There are 10 words the Penticton Minor Hockey Association (PMHA) has heard far too many times over the years — it’s unknown what the future holds for historic Memorial Arena.
The arena, built in 1951 and later renovated in the mid-1960s, is part of Penticton’s history. From being the home of the World Champion Penticton Vees to hosting international sporting events, it’s a building engraved in the city’s story.
But time and time again, the arena has been deemed too old to carry on by the city. After all, the last time the building went through a major renovation was in the mid-1990s.
Still, in the eyes of Darla Roy, Penticton Minor Hockey Association’s administrator, there’s a simple reason as to why the city finds itself having more questions than answers about the building.
“They used to paint the bleachers every year and all this maintenance would be done but nothing has been done recently,” she said. “If they had just maintained it properly, we wouldn’t be in this position right now.”
The lack of maintenance has plagued the arena, according to Roy. Even though the city worked on fixing the roof a few years ago, she says not enough has been done to keep the piece of Penticton’s history intact without any yearly question marks reigning from city council.
Penticton’s Civic Places and Spaces project suggests that Memorial Arena is too old to keep and should be demolished.
The long-term plan was initially penned in September and city council is going through the early stages of the project.
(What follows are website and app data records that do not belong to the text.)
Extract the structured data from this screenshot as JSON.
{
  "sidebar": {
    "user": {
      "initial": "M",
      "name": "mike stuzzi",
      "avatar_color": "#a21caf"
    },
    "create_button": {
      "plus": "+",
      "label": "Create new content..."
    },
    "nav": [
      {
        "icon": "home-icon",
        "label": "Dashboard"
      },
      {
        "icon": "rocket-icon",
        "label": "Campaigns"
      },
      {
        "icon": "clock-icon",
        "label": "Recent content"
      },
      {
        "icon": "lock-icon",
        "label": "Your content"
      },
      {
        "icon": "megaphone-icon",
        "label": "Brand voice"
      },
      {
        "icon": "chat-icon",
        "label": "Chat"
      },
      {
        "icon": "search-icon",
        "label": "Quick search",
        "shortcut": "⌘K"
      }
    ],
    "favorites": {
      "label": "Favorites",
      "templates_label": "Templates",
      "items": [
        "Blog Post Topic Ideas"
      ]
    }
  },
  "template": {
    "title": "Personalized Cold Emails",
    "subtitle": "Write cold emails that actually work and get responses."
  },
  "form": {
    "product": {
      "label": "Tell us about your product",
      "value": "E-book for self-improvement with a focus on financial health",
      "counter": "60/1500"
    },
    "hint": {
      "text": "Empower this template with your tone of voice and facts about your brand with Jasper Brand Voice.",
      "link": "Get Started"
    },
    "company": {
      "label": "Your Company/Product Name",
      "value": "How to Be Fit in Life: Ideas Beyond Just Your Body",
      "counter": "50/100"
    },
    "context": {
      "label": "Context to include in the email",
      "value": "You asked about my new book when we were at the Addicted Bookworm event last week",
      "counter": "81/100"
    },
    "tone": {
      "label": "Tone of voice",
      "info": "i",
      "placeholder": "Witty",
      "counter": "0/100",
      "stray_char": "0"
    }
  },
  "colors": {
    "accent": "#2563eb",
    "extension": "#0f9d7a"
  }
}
It’s been proposed to both council and the public that the Memorial and McLaren arenas should be demolished to make room for a brand-new twin rinks facility.
Roy understands the age of the Penticton’s current hockey rink is a concern. That doesn’t mean, however, that everything about the long-term plan adds up and makes sense to the PMHA.
“I understand the building is older and needs some work but I don’t think we need another NHL-size rink,” she said. “If they want to build another one or two, then great.
“But we shouldn’t lose (Memorial) for 10 or 18 parking spots. What shame that would be.”
The South Okanagan Events Centre (SOEC) in Penticton, built in 2009, is as close to an NHL-sized sheet of ice as there’s going to be. That’s why Roy doesn’t see the need for the city to demolish a historic arena for another new rink.
Roy has been asked about the future of Memorial Arena for several years. This conversation isn’t new for the association’s administrator, but there’s still something that feels a little different about the debate this time around.
“I think the city is actually investigating whether this plan is viable or not,” she explained. “I don’t think it was like that before.”
The demolition of Memorial Arena would be devastating for Roy. It’s the place she watched her first Penticton Vees game at the age of 12. The community feel and charm of the building made the arena one of Roy’s favourite places to go.
But now, the age-old conversation has returned and that’s no surprise to the association’s administrator.
City council last provided an update on the Civic Places and Spaces plan on Dec. 7. Over 60 per cent of people who participated in the city’s online public feedback form supported the project as a whole.
Still, there are a number of questions that need to be answered before a final decision can be made on the status of one of the city’s most iconic civic buildings.
At a meeting in September, Penticton mayor John Vassilaki said the community would never allow them to tear down Memorial.
“I feel connected to the game of hockey, to the past and to Canada when I go into Memorial Arena,” said Coun. James Miller.
The city is expected to provide an update on the plan sometime in early 2022.